Which lines of the entries hold the string "label"? Copy each one.

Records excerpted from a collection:
----------
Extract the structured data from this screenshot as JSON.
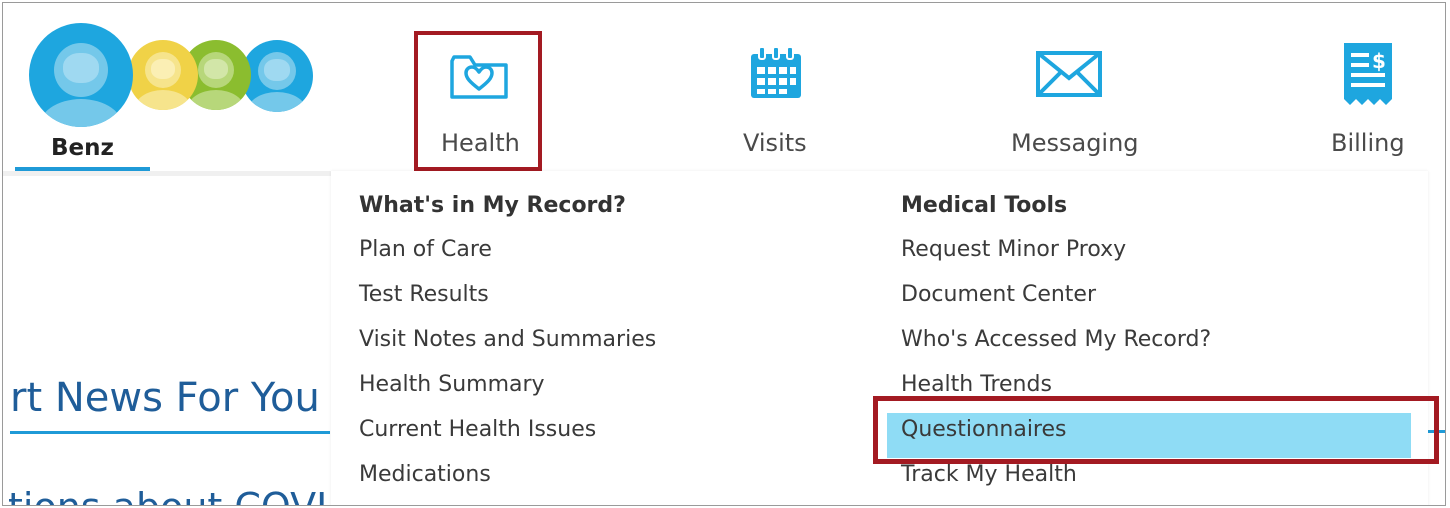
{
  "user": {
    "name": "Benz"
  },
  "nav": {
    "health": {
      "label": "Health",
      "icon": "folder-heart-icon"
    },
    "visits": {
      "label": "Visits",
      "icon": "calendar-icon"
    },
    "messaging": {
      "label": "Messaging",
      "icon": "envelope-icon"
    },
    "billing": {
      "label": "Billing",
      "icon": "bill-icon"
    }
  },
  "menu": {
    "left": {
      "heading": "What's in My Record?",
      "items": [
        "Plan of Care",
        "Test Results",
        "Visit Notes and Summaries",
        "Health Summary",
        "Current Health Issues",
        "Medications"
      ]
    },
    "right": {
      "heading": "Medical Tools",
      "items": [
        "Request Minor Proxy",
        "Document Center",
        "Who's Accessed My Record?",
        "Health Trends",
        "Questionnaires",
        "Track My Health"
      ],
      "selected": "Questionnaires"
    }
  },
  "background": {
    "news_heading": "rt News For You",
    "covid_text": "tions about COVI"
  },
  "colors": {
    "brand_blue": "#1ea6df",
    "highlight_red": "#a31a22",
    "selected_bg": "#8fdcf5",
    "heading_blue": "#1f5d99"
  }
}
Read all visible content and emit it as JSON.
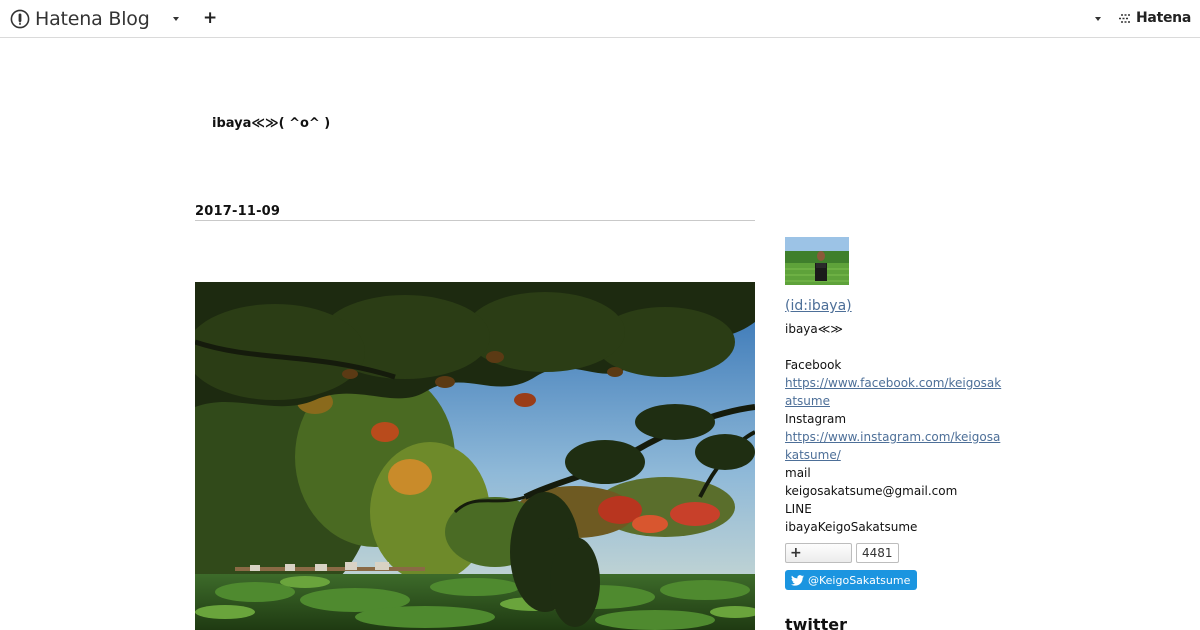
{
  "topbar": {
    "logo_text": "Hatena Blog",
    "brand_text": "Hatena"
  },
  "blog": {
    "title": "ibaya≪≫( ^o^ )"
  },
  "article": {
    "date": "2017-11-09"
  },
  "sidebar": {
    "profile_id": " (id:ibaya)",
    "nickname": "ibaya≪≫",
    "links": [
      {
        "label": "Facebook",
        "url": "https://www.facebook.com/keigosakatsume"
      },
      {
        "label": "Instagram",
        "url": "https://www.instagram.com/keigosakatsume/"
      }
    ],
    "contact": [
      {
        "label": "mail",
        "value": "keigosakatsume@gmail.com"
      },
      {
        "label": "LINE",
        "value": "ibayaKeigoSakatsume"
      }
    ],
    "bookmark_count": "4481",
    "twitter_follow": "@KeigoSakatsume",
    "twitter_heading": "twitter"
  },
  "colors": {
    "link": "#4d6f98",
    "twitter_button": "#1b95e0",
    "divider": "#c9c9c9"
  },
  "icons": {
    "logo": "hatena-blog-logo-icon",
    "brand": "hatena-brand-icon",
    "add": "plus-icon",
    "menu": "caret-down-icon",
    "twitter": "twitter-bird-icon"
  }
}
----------
*ANSWER TO THE PROBLEM*.
      "label": "Health",
      "label": "Visits",
      "label": "Messaging",
      "label": "Billing",
        "label": "Facebook",
        "label": "Instagram",
        "label": "mail",
        "label": "LINE",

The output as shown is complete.